- Clean the area with a mild water-based astringent or antiseptic spray, or specialised shampoo, and pat dry.
- Apply hydrocortisone spray or hydrocortisone cream (with a veterinarian’s prescription) to stop the itching and help promote healing.
- Prevent your dog from biting, licking or scratching the hot spot affected area. Placing a plastic cone around your dog’s neck, for example, can be an excellent tool to keep him/her from biting and licking at it.
- Keep an eye on the area to make sure it continues to heal and doesn’t worsen or spread.
- Your vet may prescribe topical medication, and possibly oral antibiotics. The vet may also give your dog a cortisone injection to jump start the healing process.
- Daily cleaning of the hot spot, even every two hours for the first day or two, will speed up the healing. Once they are no longer oozing, simply keeping the hot spot area clean will be all that’s needed. The fur should begin to grow back within two weeks.
How to prevent hot spots
- Keep your dog well groomed, especially in hot weather. Any dog that has matted, dirty hair coat is at greater risk of developing hot spots. If bathing your dog at home, make sure those areas on his body where the fur is longest, are thoroughly dried. If the fur is allowed to accumulate too much moisture, the wet skin underneath can become the perfect breeding ground for bacterial growth and hot spots. If you’re not confident you can do this properly, take your dog to the Dog Spa for his wash where he will be thoroughly dried with a hair dryer.
- Ensure your dog is protected year-round against parasites like ticks and fleas.

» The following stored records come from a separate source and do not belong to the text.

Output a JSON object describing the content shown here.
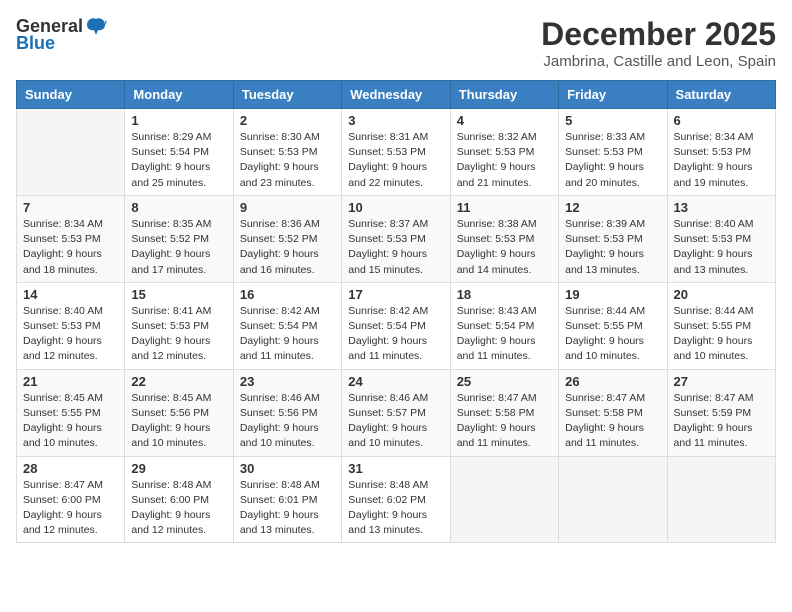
{
  "logo": {
    "general": "General",
    "blue": "Blue"
  },
  "title": "December 2025",
  "location": "Jambrina, Castille and Leon, Spain",
  "weekdays": [
    "Sunday",
    "Monday",
    "Tuesday",
    "Wednesday",
    "Thursday",
    "Friday",
    "Saturday"
  ],
  "weeks": [
    [
      {
        "day": "",
        "info": ""
      },
      {
        "day": "1",
        "info": "Sunrise: 8:29 AM\nSunset: 5:54 PM\nDaylight: 9 hours\nand 25 minutes."
      },
      {
        "day": "2",
        "info": "Sunrise: 8:30 AM\nSunset: 5:53 PM\nDaylight: 9 hours\nand 23 minutes."
      },
      {
        "day": "3",
        "info": "Sunrise: 8:31 AM\nSunset: 5:53 PM\nDaylight: 9 hours\nand 22 minutes."
      },
      {
        "day": "4",
        "info": "Sunrise: 8:32 AM\nSunset: 5:53 PM\nDaylight: 9 hours\nand 21 minutes."
      },
      {
        "day": "5",
        "info": "Sunrise: 8:33 AM\nSunset: 5:53 PM\nDaylight: 9 hours\nand 20 minutes."
      },
      {
        "day": "6",
        "info": "Sunrise: 8:34 AM\nSunset: 5:53 PM\nDaylight: 9 hours\nand 19 minutes."
      }
    ],
    [
      {
        "day": "7",
        "info": "Sunrise: 8:34 AM\nSunset: 5:53 PM\nDaylight: 9 hours\nand 18 minutes."
      },
      {
        "day": "8",
        "info": "Sunrise: 8:35 AM\nSunset: 5:52 PM\nDaylight: 9 hours\nand 17 minutes."
      },
      {
        "day": "9",
        "info": "Sunrise: 8:36 AM\nSunset: 5:52 PM\nDaylight: 9 hours\nand 16 minutes."
      },
      {
        "day": "10",
        "info": "Sunrise: 8:37 AM\nSunset: 5:53 PM\nDaylight: 9 hours\nand 15 minutes."
      },
      {
        "day": "11",
        "info": "Sunrise: 8:38 AM\nSunset: 5:53 PM\nDaylight: 9 hours\nand 14 minutes."
      },
      {
        "day": "12",
        "info": "Sunrise: 8:39 AM\nSunset: 5:53 PM\nDaylight: 9 hours\nand 13 minutes."
      },
      {
        "day": "13",
        "info": "Sunrise: 8:40 AM\nSunset: 5:53 PM\nDaylight: 9 hours\nand 13 minutes."
      }
    ],
    [
      {
        "day": "14",
        "info": "Sunrise: 8:40 AM\nSunset: 5:53 PM\nDaylight: 9 hours\nand 12 minutes."
      },
      {
        "day": "15",
        "info": "Sunrise: 8:41 AM\nSunset: 5:53 PM\nDaylight: 9 hours\nand 12 minutes."
      },
      {
        "day": "16",
        "info": "Sunrise: 8:42 AM\nSunset: 5:54 PM\nDaylight: 9 hours\nand 11 minutes."
      },
      {
        "day": "17",
        "info": "Sunrise: 8:42 AM\nSunset: 5:54 PM\nDaylight: 9 hours\nand 11 minutes."
      },
      {
        "day": "18",
        "info": "Sunrise: 8:43 AM\nSunset: 5:54 PM\nDaylight: 9 hours\nand 11 minutes."
      },
      {
        "day": "19",
        "info": "Sunrise: 8:44 AM\nSunset: 5:55 PM\nDaylight: 9 hours\nand 10 minutes."
      },
      {
        "day": "20",
        "info": "Sunrise: 8:44 AM\nSunset: 5:55 PM\nDaylight: 9 hours\nand 10 minutes."
      }
    ],
    [
      {
        "day": "21",
        "info": "Sunrise: 8:45 AM\nSunset: 5:55 PM\nDaylight: 9 hours\nand 10 minutes."
      },
      {
        "day": "22",
        "info": "Sunrise: 8:45 AM\nSunset: 5:56 PM\nDaylight: 9 hours\nand 10 minutes."
      },
      {
        "day": "23",
        "info": "Sunrise: 8:46 AM\nSunset: 5:56 PM\nDaylight: 9 hours\nand 10 minutes."
      },
      {
        "day": "24",
        "info": "Sunrise: 8:46 AM\nSunset: 5:57 PM\nDaylight: 9 hours\nand 10 minutes."
      },
      {
        "day": "25",
        "info": "Sunrise: 8:47 AM\nSunset: 5:58 PM\nDaylight: 9 hours\nand 11 minutes."
      },
      {
        "day": "26",
        "info": "Sunrise: 8:47 AM\nSunset: 5:58 PM\nDaylight: 9 hours\nand 11 minutes."
      },
      {
        "day": "27",
        "info": "Sunrise: 8:47 AM\nSunset: 5:59 PM\nDaylight: 9 hours\nand 11 minutes."
      }
    ],
    [
      {
        "day": "28",
        "info": "Sunrise: 8:47 AM\nSunset: 6:00 PM\nDaylight: 9 hours\nand 12 minutes."
      },
      {
        "day": "29",
        "info": "Sunrise: 8:48 AM\nSunset: 6:00 PM\nDaylight: 9 hours\nand 12 minutes."
      },
      {
        "day": "30",
        "info": "Sunrise: 8:48 AM\nSunset: 6:01 PM\nDaylight: 9 hours\nand 13 minutes."
      },
      {
        "day": "31",
        "info": "Sunrise: 8:48 AM\nSunset: 6:02 PM\nDaylight: 9 hours\nand 13 minutes."
      },
      {
        "day": "",
        "info": ""
      },
      {
        "day": "",
        "info": ""
      },
      {
        "day": "",
        "info": ""
      }
    ]
  ]
}
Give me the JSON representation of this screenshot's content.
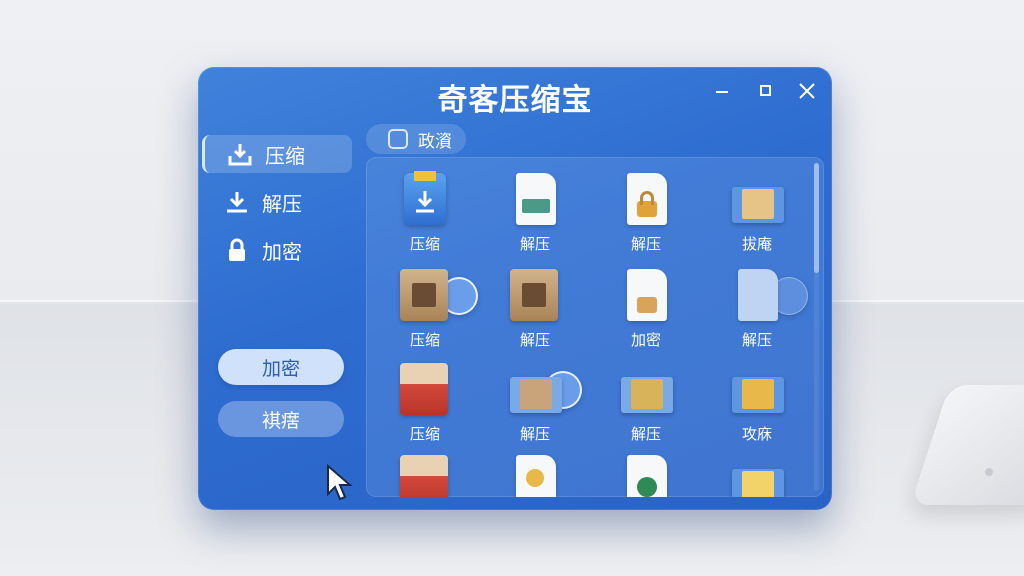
{
  "window": {
    "title": "奇客压缩宝",
    "controls": [
      "minimize",
      "maximize",
      "close"
    ]
  },
  "sidebar": {
    "items": [
      {
        "label": "压缩",
        "icon": "download-tray-icon",
        "active": true
      },
      {
        "label": "解压",
        "icon": "download-arrow-icon",
        "active": false
      },
      {
        "label": "加密",
        "icon": "lock-icon",
        "active": false
      }
    ],
    "buttons": [
      {
        "label": "加密"
      },
      {
        "label": "褀瘔"
      }
    ]
  },
  "toolbar": {
    "breadcrumb": "政澬"
  },
  "grid": {
    "tiles": [
      {
        "label": "压缩",
        "icon": "compress-download-icon"
      },
      {
        "label": "解压",
        "icon": "document-tray-icon"
      },
      {
        "label": "解压",
        "icon": "document-lock-icon"
      },
      {
        "label": "拔庵",
        "icon": "envelope-folder-icon"
      },
      {
        "label": "压缩",
        "icon": "archive-box-icon"
      },
      {
        "label": "解压",
        "icon": "archive-box-icon"
      },
      {
        "label": "加密",
        "icon": "document-lock-icon"
      },
      {
        "label": "解压",
        "icon": "document-folder-icon"
      },
      {
        "label": "压缩",
        "icon": "red-archive-icon"
      },
      {
        "label": "解压",
        "icon": "envelope-box-icon"
      },
      {
        "label": "解压",
        "icon": "envelope-image-icon"
      },
      {
        "label": "攻庥",
        "icon": "envelope-gold-icon"
      },
      {
        "label": "",
        "icon": "red-archive-icon"
      },
      {
        "label": "",
        "icon": "document-cone-icon"
      },
      {
        "label": "",
        "icon": "document-green-icon"
      },
      {
        "label": "",
        "icon": "envelope-folder-icon"
      }
    ]
  },
  "colors": {
    "window_blue": "#2e6cd0",
    "pill_active": "#cfe1fb",
    "text": "#ffffff"
  }
}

- Always feed your dog the best food you can afford. Your vet can advise you on what’s good, and what’s not.